[Opening Recorded data section]

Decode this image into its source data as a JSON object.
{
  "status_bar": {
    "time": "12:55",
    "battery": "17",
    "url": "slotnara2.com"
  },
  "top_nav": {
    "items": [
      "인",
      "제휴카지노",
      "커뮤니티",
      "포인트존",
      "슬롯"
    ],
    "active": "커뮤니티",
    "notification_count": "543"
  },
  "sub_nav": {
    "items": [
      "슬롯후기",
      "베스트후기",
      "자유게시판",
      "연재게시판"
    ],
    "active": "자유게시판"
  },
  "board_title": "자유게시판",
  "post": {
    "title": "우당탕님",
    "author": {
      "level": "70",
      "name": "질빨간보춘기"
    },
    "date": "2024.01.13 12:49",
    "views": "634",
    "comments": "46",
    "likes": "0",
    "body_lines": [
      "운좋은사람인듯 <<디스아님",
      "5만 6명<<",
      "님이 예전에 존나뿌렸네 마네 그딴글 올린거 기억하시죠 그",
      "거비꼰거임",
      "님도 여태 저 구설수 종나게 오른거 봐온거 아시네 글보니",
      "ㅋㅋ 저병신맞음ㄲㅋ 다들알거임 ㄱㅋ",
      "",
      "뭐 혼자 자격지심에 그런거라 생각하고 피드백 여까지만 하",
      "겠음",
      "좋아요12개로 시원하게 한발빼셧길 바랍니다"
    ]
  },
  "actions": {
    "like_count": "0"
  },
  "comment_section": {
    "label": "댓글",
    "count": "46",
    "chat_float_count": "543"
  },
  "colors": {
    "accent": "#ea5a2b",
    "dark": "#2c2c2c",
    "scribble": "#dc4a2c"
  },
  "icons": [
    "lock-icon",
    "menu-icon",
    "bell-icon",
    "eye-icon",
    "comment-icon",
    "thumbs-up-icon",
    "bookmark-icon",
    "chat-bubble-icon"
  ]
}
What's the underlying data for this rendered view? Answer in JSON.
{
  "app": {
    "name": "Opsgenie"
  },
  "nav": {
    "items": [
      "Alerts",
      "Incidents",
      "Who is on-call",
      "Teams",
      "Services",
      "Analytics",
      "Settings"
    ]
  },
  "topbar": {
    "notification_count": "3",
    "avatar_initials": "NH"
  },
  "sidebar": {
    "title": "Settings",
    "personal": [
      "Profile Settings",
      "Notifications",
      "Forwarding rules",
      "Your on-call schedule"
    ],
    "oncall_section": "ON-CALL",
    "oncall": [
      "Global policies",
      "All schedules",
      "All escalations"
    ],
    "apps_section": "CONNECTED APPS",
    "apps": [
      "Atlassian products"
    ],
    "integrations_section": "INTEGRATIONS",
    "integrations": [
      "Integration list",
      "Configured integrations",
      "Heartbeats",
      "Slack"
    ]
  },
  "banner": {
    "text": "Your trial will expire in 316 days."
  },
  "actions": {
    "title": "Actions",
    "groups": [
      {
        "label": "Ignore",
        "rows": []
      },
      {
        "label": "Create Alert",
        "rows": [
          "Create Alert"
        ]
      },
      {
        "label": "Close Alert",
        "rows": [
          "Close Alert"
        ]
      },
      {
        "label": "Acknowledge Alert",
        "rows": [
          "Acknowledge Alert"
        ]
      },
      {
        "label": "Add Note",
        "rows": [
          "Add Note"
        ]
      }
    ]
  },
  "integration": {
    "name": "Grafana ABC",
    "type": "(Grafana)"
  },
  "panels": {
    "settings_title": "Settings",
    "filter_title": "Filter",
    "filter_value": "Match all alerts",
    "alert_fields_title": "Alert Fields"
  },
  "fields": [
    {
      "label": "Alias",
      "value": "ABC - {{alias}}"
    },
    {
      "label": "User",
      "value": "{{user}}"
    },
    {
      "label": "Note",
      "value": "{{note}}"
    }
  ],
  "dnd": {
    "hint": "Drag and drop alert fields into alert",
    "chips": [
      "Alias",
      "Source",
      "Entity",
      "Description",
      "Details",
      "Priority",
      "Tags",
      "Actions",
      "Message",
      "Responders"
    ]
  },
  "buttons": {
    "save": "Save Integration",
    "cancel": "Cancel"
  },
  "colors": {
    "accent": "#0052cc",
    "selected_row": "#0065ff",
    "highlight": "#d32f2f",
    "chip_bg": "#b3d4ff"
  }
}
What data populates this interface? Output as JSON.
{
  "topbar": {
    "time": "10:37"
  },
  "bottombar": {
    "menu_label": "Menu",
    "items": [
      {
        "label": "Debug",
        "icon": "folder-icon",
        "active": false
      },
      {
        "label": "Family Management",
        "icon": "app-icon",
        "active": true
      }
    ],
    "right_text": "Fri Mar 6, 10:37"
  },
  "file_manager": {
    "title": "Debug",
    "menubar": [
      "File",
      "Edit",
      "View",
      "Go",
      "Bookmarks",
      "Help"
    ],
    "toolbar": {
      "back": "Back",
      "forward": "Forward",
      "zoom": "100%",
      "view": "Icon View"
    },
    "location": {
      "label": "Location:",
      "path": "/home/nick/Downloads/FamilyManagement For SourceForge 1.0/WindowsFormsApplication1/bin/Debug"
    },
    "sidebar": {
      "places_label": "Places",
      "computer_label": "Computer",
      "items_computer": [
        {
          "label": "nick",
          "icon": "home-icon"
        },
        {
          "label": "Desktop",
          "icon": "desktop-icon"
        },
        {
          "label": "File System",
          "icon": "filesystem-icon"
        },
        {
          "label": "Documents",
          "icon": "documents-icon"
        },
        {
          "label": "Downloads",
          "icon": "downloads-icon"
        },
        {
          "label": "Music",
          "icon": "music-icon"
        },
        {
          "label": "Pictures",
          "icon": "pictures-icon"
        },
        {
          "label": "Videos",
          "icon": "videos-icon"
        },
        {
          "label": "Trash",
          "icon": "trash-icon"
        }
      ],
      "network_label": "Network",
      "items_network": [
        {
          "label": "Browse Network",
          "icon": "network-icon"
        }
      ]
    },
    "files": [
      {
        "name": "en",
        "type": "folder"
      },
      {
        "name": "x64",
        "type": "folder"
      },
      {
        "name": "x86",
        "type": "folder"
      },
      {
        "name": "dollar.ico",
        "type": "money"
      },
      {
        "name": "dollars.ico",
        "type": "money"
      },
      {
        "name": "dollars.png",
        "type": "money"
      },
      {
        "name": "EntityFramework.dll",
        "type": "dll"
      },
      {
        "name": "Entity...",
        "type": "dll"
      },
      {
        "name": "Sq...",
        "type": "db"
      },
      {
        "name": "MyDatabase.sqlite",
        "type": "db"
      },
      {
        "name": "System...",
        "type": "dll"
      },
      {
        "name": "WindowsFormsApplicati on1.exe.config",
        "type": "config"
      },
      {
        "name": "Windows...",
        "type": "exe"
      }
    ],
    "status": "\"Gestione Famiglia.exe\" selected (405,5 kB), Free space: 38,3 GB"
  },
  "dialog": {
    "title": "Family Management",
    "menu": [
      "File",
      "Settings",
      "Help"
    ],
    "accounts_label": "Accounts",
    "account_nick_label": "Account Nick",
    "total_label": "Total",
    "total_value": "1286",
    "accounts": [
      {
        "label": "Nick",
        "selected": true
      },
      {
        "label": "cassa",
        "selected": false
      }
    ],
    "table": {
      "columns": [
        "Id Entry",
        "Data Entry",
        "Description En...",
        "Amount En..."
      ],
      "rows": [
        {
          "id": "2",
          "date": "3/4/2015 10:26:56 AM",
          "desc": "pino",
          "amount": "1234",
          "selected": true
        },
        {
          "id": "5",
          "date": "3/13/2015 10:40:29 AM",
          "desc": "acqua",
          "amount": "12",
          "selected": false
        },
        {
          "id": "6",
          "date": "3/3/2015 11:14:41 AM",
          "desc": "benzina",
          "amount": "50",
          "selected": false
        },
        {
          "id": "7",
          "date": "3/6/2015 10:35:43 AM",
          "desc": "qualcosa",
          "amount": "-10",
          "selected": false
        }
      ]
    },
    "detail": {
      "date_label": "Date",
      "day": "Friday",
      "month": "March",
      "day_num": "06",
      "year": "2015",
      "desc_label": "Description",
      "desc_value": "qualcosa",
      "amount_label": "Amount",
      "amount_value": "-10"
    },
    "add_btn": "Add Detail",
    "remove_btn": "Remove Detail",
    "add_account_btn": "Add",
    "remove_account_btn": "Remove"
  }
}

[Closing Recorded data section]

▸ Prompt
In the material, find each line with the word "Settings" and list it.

▸ Result for this exercise
      "Settings"
    "title": "Settings",
      "Profile Settings",
    "settings_title": "Settings",
      "Settings",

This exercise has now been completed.